In this example we’re creating a component called ExpressDeliveryWidget which contains a Header and some other data related to shipping and delivery:
- ShippingLimit: Total hours given to ship a parcel
- ShippingComment: A comment field
- RemainingTime: How much time is left to fulfil this shipping request
Now the component has been defined, it’s time to define how it should look by creating a matching View.
Custom views must be placed in the same hierarchy used by us to be properly loaded, so all your views must be placed in the “UiComponentWrapper” folder.
The name of the a View should be the full name of the Component, so if you have a component, which has the name “CustomComponent”, and it’s located in the namespace “MyCustomComponent.Components”, the full name would be “MyCustomComponent.Components.CustomComponent”, which should be the name of your view.
In this case out View looks like this:
Creating custom commands, queries & models
When you’re building custom Views you need to fetch and show data to your users, and often you also want your users to do stuff with the data like edit and save a user, etc. To do so you can use our built-in Queries & Commands – you can see the built-in types under Settings > Developer > Api Explorer.
Sometimes, of course, we don’t have standard queries and commands suited to your project. In this cases you can build something custom:
Commands are actions handled serverside, e.g. Save, Delete, Move, etc. Basically, every time you want a screen to react to user input and change something you should implement a command. Custom commands should inherit from Dynamicweb.CoreUI.Data.CommandBase.
Queries are used to read data from the domain, which can then be parsed and displayed on a Screen. A query is always coupled with a specific Model – so it’s ProductByIdQuery or ProductByNameQuery and not a generic ThingsByNameQuery, unless you implement a new model with properties shared by e.g. Product, Page and Area. A query can either delivery a single model or a list of models. Custom queries should inherit from either DataQueryListBase, DataQueryIdentifiableModelBase, or DataQueryModelBase

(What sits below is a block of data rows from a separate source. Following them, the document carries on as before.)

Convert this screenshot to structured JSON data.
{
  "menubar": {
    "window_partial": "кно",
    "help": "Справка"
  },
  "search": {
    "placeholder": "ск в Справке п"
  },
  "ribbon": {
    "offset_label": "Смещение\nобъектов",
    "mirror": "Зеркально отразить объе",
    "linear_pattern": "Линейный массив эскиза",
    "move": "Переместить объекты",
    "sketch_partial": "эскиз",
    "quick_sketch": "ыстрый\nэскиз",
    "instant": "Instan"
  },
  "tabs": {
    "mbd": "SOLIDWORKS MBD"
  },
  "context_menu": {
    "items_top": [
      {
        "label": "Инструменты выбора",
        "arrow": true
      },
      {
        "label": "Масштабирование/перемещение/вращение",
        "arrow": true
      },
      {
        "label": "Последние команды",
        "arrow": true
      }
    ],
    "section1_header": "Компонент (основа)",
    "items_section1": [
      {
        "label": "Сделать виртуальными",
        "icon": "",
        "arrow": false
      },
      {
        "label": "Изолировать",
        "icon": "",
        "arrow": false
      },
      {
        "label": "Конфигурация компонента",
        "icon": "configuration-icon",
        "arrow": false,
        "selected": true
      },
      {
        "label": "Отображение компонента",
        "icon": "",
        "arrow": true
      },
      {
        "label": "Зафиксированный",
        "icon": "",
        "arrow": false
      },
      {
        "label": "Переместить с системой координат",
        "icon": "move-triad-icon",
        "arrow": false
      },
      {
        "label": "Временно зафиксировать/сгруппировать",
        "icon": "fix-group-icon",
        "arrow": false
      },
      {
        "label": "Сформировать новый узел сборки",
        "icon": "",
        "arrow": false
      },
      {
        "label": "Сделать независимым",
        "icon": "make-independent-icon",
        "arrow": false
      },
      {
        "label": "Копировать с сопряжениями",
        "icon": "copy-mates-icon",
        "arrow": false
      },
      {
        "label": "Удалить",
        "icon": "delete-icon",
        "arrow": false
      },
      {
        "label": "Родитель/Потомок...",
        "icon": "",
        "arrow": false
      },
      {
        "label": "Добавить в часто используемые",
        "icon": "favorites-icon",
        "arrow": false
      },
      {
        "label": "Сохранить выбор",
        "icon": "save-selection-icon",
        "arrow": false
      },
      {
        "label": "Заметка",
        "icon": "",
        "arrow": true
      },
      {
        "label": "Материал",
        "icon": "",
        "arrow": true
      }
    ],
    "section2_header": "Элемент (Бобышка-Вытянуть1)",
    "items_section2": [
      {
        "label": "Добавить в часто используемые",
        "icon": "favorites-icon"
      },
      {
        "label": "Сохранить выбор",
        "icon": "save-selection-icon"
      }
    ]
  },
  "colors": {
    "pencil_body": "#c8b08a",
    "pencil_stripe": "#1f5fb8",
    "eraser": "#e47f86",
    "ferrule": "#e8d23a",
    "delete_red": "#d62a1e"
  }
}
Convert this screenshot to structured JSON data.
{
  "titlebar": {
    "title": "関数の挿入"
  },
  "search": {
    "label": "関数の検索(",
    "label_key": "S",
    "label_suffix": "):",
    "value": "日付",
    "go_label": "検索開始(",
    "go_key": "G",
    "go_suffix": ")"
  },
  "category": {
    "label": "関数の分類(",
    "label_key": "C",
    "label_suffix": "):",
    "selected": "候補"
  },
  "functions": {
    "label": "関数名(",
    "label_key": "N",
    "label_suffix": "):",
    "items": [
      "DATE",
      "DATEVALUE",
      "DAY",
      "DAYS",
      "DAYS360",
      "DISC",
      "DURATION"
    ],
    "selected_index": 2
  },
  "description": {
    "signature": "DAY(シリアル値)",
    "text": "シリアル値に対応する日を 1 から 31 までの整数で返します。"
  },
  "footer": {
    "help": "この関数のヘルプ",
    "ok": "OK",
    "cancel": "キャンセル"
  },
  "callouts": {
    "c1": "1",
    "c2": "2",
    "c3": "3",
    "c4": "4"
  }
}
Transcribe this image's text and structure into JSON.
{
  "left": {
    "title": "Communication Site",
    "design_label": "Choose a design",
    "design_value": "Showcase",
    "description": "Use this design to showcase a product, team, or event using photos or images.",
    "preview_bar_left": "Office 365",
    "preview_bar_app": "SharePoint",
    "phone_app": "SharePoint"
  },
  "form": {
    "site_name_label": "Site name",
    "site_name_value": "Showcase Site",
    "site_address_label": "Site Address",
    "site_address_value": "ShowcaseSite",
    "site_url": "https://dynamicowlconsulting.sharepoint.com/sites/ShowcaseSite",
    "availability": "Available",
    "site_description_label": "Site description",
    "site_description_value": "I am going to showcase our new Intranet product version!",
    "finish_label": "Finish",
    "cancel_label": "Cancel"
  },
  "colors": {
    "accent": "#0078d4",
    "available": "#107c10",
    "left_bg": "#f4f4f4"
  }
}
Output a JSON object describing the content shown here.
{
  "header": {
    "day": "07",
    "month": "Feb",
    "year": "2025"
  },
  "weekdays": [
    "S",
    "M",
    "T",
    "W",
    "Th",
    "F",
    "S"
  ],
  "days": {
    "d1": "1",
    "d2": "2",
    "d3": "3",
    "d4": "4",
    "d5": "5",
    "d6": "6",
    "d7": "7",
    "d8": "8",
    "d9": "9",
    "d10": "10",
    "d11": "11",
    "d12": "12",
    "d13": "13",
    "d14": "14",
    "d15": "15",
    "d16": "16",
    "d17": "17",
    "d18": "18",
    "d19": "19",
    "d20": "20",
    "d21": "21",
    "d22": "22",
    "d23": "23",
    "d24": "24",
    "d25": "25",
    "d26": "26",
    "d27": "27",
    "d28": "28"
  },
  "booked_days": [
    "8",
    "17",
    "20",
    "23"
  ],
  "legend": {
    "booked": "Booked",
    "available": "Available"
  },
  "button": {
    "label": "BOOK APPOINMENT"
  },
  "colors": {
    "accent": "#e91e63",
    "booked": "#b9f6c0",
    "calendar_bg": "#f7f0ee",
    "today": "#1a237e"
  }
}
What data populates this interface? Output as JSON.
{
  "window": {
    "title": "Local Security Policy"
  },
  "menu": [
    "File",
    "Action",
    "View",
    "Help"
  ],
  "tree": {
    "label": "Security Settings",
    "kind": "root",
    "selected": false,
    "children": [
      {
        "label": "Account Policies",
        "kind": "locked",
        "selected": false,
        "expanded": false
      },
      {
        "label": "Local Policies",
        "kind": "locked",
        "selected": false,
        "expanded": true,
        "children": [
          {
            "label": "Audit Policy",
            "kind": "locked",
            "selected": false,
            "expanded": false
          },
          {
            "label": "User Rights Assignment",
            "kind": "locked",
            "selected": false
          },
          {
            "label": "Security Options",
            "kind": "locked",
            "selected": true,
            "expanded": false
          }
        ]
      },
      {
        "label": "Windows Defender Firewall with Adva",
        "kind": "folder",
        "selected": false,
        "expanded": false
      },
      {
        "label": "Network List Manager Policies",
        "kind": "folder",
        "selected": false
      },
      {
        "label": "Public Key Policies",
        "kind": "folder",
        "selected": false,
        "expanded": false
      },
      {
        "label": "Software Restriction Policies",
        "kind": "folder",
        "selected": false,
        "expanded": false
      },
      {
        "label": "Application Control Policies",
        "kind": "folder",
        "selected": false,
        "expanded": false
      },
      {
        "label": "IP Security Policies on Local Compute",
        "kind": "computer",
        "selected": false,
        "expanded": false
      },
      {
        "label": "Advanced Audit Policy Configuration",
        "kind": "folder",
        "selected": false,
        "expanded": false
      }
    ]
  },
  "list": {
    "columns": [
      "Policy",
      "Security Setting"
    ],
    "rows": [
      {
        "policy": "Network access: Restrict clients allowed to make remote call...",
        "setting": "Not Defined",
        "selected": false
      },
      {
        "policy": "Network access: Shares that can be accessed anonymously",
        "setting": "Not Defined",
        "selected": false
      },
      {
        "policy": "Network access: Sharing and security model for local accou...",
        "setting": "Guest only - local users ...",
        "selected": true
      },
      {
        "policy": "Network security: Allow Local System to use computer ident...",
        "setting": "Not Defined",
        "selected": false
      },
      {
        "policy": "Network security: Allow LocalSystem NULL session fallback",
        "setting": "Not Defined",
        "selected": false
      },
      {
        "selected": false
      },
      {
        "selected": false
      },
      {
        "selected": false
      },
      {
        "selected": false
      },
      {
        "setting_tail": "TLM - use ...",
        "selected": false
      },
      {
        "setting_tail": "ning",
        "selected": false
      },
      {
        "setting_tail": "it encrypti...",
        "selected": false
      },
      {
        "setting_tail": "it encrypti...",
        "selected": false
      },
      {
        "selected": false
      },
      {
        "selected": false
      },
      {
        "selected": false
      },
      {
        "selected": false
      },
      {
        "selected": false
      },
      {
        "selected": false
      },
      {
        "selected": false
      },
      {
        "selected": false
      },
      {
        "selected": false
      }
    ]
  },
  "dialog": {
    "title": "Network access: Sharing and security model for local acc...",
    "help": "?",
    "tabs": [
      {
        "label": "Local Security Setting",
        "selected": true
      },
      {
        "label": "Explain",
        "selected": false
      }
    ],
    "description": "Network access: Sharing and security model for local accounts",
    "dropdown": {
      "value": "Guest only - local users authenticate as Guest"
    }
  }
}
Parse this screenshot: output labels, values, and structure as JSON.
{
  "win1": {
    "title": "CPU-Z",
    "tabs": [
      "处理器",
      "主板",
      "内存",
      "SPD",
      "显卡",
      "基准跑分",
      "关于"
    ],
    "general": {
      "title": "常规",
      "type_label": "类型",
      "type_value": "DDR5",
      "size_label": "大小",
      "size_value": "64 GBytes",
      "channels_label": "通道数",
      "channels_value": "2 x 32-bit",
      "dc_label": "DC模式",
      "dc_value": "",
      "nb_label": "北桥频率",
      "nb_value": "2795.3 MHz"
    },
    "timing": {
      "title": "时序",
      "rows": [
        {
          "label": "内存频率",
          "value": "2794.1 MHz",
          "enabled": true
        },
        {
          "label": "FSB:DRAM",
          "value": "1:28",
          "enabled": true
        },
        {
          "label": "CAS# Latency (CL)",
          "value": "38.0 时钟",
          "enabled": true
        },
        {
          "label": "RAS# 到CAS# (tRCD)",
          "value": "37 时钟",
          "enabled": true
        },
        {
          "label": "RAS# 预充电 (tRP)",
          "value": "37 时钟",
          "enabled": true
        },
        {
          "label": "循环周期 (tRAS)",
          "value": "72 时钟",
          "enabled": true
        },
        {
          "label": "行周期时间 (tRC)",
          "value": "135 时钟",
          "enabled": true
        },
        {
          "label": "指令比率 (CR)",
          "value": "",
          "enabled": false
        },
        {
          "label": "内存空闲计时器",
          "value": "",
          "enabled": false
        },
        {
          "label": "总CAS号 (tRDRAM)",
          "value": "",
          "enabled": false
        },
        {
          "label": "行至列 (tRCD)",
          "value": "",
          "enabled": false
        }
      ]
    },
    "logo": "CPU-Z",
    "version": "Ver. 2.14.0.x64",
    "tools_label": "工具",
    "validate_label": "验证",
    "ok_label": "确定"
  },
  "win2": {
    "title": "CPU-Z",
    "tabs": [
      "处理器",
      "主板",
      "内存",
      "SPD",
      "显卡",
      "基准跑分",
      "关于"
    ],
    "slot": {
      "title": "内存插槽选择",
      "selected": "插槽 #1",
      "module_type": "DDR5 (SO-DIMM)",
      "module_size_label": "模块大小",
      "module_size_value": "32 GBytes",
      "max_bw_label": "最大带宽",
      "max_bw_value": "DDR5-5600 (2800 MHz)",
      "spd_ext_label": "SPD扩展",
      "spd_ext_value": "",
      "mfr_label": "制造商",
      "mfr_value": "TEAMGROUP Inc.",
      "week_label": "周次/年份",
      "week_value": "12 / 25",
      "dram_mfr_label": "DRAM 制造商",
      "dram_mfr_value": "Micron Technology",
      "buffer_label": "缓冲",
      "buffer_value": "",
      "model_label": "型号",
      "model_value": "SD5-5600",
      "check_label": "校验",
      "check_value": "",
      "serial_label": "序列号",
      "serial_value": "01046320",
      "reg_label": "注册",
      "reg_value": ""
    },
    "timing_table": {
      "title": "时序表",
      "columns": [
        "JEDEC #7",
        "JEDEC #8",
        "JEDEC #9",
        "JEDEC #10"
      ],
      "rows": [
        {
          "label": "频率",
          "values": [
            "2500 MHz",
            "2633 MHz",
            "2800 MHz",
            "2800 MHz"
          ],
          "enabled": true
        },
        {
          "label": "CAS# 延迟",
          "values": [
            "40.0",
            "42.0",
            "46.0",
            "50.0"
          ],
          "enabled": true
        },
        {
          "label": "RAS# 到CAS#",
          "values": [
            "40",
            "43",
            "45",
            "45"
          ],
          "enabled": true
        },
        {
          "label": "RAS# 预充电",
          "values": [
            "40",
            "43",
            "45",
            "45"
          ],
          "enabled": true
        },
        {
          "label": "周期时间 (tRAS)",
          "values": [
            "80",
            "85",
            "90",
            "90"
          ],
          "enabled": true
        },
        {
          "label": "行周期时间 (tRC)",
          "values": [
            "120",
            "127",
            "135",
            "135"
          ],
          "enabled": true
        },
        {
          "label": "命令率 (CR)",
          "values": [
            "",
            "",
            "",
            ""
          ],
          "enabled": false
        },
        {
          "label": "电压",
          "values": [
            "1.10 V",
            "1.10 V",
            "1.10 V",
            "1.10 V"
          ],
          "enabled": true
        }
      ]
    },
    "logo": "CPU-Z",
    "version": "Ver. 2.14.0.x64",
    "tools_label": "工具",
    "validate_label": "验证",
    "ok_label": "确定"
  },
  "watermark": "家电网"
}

ViewModels are used to make the data fetched by queries available for screens and commands.
When you want to map a model from the Domain model to the Model, it can be done using either Global Mapping or Custom Mapping. If you use the former you can use the MappingService.Map<Model> and let it handle mapping for you.
If you want to create your own Global Mapping you need to implement a class which inherits from MappingsConfigurationBase.
And then, in the constructor of ApplicationMappingProfile, you can do something like this:
If you use custom mapping, you can basically decide on mapping on a query to query basis, if it’s needed.